EDIT: My bad. I had the Amish confused with the Quakers when I first wrote the post. The Quakers are innocent of anti-vaccination hysteria.
In a Times article mentioned on the SD.net BBS, I heard that a fundamentalist Muslim doctor is advising Muslims not to let their children receive vaccinations for common childhood diseases.
Dr Abdul Majid Katme, head of the Islamic Medical Association, is telling Muslims that almost all vaccines contain products derived from animal and human tissue, which make them “haram”, or unlawful for Muslims to take.

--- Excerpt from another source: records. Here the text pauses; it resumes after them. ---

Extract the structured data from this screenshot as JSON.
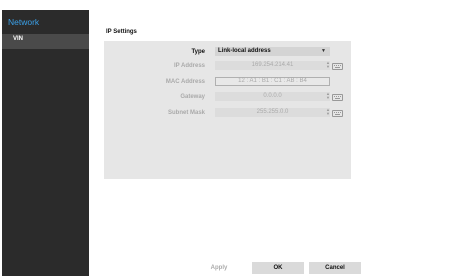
{
  "sidebar": {
    "header": "Network",
    "items": [
      {
        "label": "VIN"
      }
    ]
  },
  "main": {
    "section_title": "IP Settings",
    "fields": {
      "type": {
        "label": "Type",
        "value": "Link-local address"
      },
      "ip": {
        "label": "IP Address",
        "value": "169.254.214.41"
      },
      "mac": {
        "label": "MAC Address",
        "value": "12 : A1 : B1 : C1 : AB : B4"
      },
      "gateway": {
        "label": "Gateway",
        "value": "0.0.0.0"
      },
      "subnet": {
        "label": "Subnet Mask",
        "value": "255.255.0.0"
      }
    }
  },
  "footer": {
    "apply": "Apply",
    "ok": "OK",
    "cancel": "Cancel"
  },
  "colors": {
    "sidebar_bg": "#2b2b2b",
    "accent": "#3aa0e8",
    "panel_bg": "#e6e6e6",
    "button_bg": "#dadada"
  },
  "icons": [
    "chevron-down-icon",
    "stepper-icon",
    "keyboard-icon"
  ]
}
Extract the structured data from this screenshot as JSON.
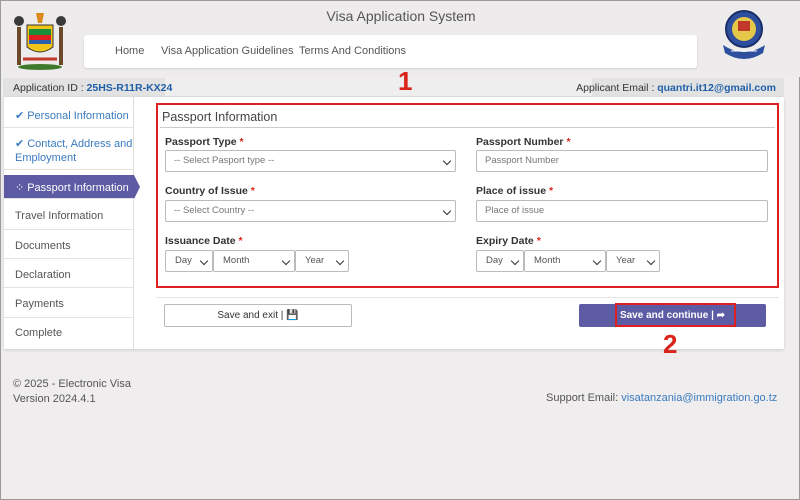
{
  "header": {
    "title": "Visa Application System",
    "nav": [
      "Home",
      "Visa Application Guidelines",
      "Terms And Conditions"
    ]
  },
  "infobar": {
    "app_id_label": "Application ID :",
    "app_id": "25HS-R11R-KX24",
    "email_label": "Applicant Email :",
    "email": "quantri.it12@gmail.com"
  },
  "sidebar": {
    "items": [
      {
        "label": "Personal Information",
        "status": "done"
      },
      {
        "label": "Contact, Address and Employment",
        "status": "done"
      },
      {
        "label": "Passport Information",
        "status": "active"
      },
      {
        "label": "Travel Information",
        "status": ""
      },
      {
        "label": "Documents",
        "status": ""
      },
      {
        "label": "Declaration",
        "status": ""
      },
      {
        "label": "Payments",
        "status": ""
      },
      {
        "label": "Complete",
        "status": ""
      }
    ]
  },
  "form": {
    "title": "Passport Information",
    "passport_type": {
      "label": "Passport Type",
      "value": "-- Select Pasport type --"
    },
    "passport_number": {
      "label": "Passport Number",
      "placeholder": "Passport Number"
    },
    "country_of_issue": {
      "label": "Country of Issue",
      "value": "-- Select Country --"
    },
    "place_of_issue": {
      "label": "Place of issue",
      "placeholder": "Place of issue"
    },
    "issuance_date": {
      "label": "Issuance Date",
      "day": "Day",
      "month": "Month",
      "year": "Year"
    },
    "expiry_date": {
      "label": "Expiry Date",
      "day": "Day",
      "month": "Month",
      "year": "Year"
    },
    "required_mark": "*"
  },
  "buttons": {
    "save_exit": "Save and exit |",
    "save_continue": "Save and continue |"
  },
  "annotations": {
    "one": "1",
    "two": "2"
  },
  "footer": {
    "copyright": "© 2025 - Electronic Visa",
    "version": "Version 2024.4.1",
    "support_label": "Support Email:",
    "support_email": "visatanzania@immigration.go.tz"
  },
  "colors": {
    "accent": "#5c5ba4",
    "highlight": "#e02020",
    "link": "#3a7bbf"
  }
}
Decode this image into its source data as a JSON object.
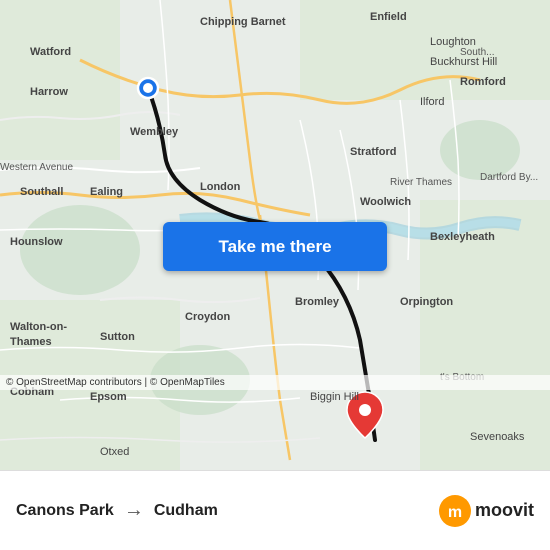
{
  "map": {
    "attribution": "© OpenStreetMap contributors | © OpenMapTiles",
    "button_label": "Take me there",
    "origin": "Canons Park",
    "destination": "Cudham",
    "arrow": "→"
  },
  "footer": {
    "from": "Canons Park",
    "to": "Cudham",
    "logo_text": "moovit",
    "arrow": "→"
  },
  "icons": {
    "moovit": "m",
    "arrow": "→"
  }
}
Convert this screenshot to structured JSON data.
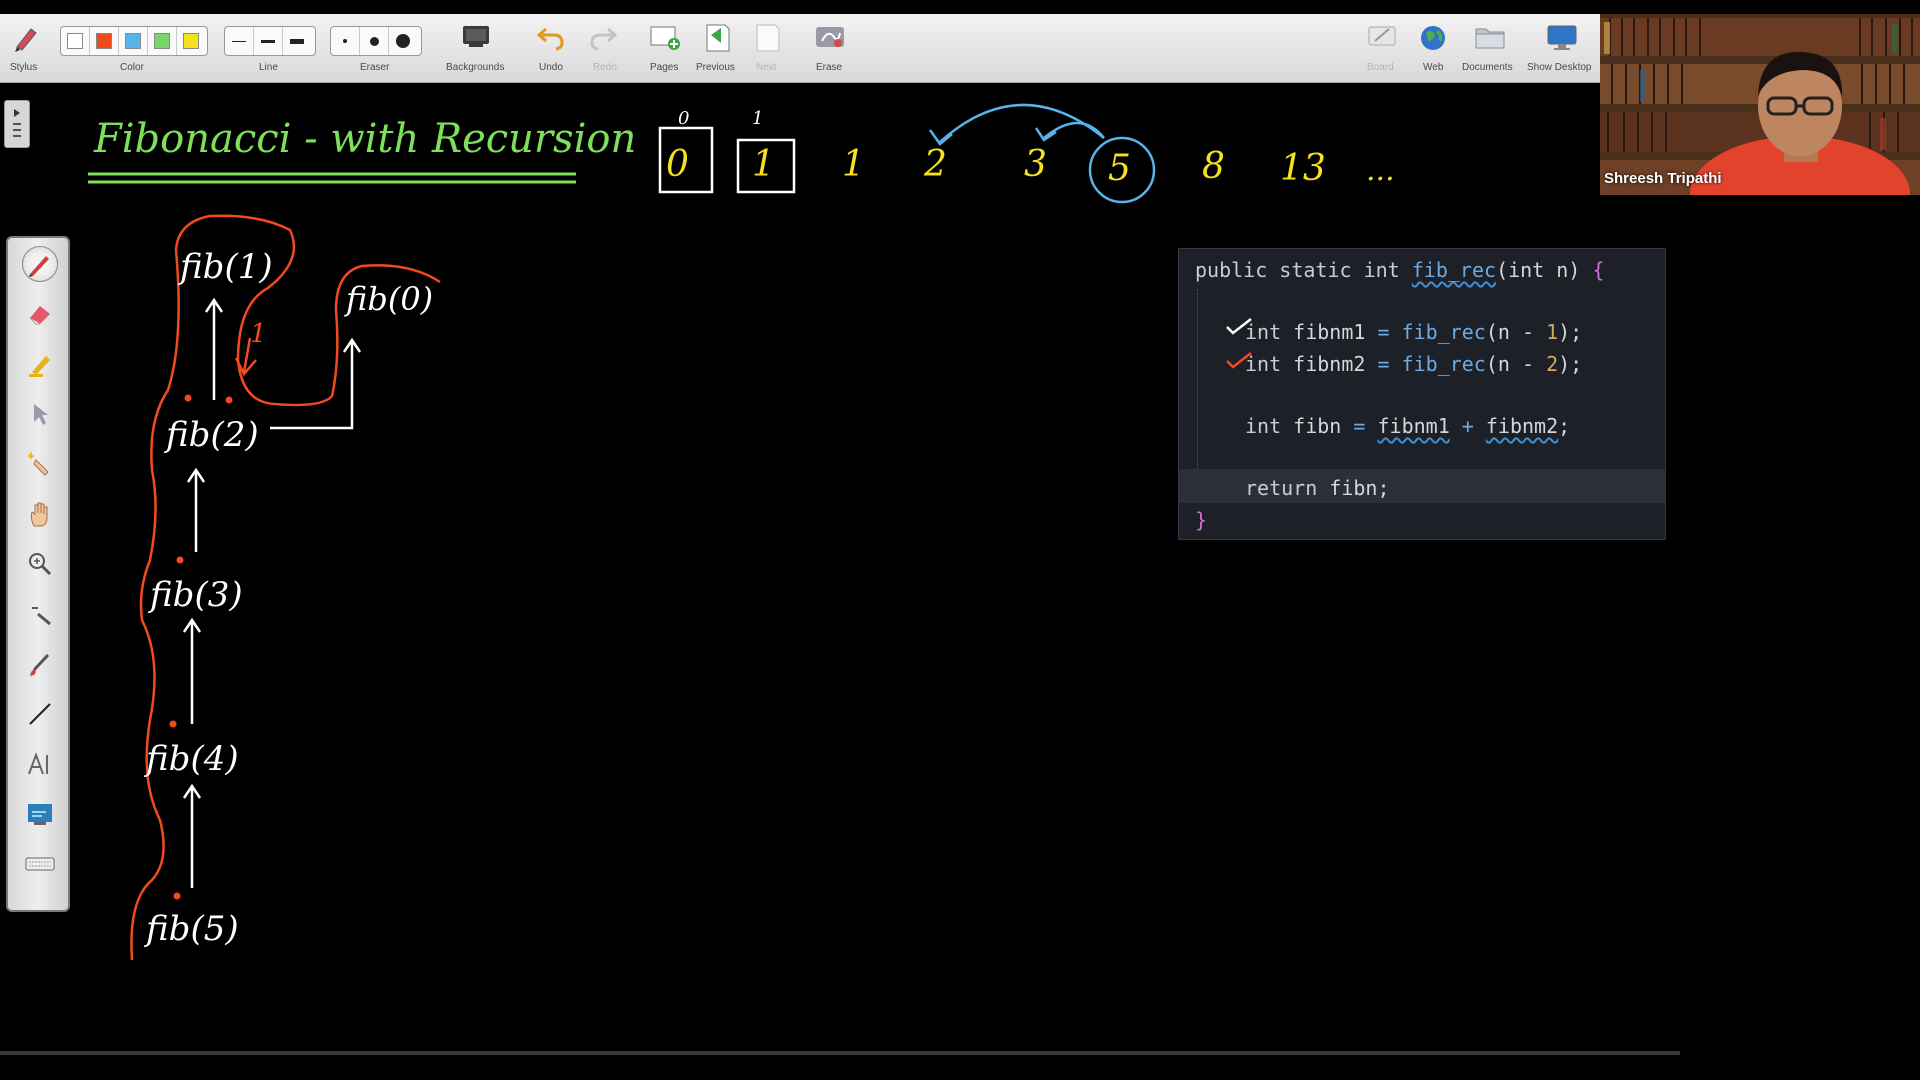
{
  "toolbar": {
    "stylus_label": "Stylus",
    "color_label": "Color",
    "line_label": "Line",
    "eraser_label": "Eraser",
    "backgrounds_label": "Backgrounds",
    "undo_label": "Undo",
    "redo_label": "Redo",
    "pages_label": "Pages",
    "previous_label": "Previous",
    "next_label": "Next",
    "erase_label": "Erase",
    "board_label": "Board",
    "web_label": "Web",
    "documents_label": "Documents",
    "show_desktop_label": "Show Desktop",
    "colors": [
      "#ffffff",
      "#f04a1e",
      "#56b4e9",
      "#7ad36b",
      "#f5e11d"
    ]
  },
  "whiteboard": {
    "title": "Fibonacci - with Recursion",
    "sequence": [
      "0",
      "1",
      "1",
      "2",
      "3",
      "5",
      "8",
      "13",
      "..."
    ],
    "sequence_indices": [
      "0",
      "1"
    ],
    "tree_nodes": [
      "fib(1)",
      "fib(0)",
      "fib(2)",
      "fib(3)",
      "fib(4)",
      "fib(5)"
    ],
    "return_value_note": "1",
    "colors": {
      "title": "#7ee05a",
      "sequence": "#f5e11d",
      "ink": "#ffffff",
      "trace": "#f04a1e",
      "arrows": "#56b4e9"
    }
  },
  "code": {
    "line1": {
      "public": "public",
      "static": "static",
      "int": "int",
      "fn": "fib_rec",
      "params": "(int n)",
      "brace": "{"
    },
    "line2": {
      "type": "int",
      "var": "fibnm1",
      "op": "=",
      "fn": "fib_rec",
      "open": "(n - ",
      "num": "1",
      "close": ");"
    },
    "line3": {
      "type": "int",
      "var": "fibnm2",
      "op": "=",
      "fn": "fib_rec",
      "open": "(n - ",
      "num": "2",
      "close": ");"
    },
    "line4": {
      "type": "int",
      "var": "fibn",
      "op": "=",
      "a": "fibnm1",
      "plus": "+",
      "b": "fibnm2",
      "end": ";"
    },
    "line5": {
      "kw": "return",
      "rest": "fibn;"
    },
    "line6": {
      "brace": "}"
    }
  },
  "webcam": {
    "participant_name": "Shreesh Tripathi"
  }
}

Islam permits only the consumption of halal products, where the animal has had its throat cut and bled to death while God’s name is invoked.It's not like the world needs more anti-vaccination hysteria. Various fringe groups have emerged in recent years with conspiracy theories about vaccines being deliberately tainted to cause infertility or negligently laced with heavy metals (used as preservatives). Such claims generally don't require evidence to convince the crowds they're aimed toward, either. Among conspiracy theory crowds, lack of evidence is considered proof of a cover up.
The inevitable result of such claims, of course, is that the number vaccinated people in the targeted groups will decline, which will lead to a resurgence of easily preventable illnesses. Furthermore, the resurgence won't just be limited to the segments of the population that avoid vaccination. Since no vaccine is 100% effective for all recipients, the small percentage for whom the vaccine didn't "take" will be at greater risk of running into a carrier from whom to get the disease. The groups who subscribe to anti-vaccine propaganda will suffer the most, but they'll bring the infection rate up a little bit for everyone else, too.
Admittedly, there probably are "haram" ingredients in vaccines. Does that mean you're just supposed to ignore them and let Allah decide whether your child gets polio, measles, or mumps? Or do you use the vaccine and ask forgiveness? Allah does forgive, doesn't he? I don't know if there's an unforgiveable sin in Islam, but Dr Shuja Shafi, a spokesman for the health and medical committee of the Muslim Council of Britain, doesn't seem to think this would be one.
In terms of ingredients in vaccines, there are so many things that are probably haram, but in the absence of an alternative we are allowed to take it for the sake of our health.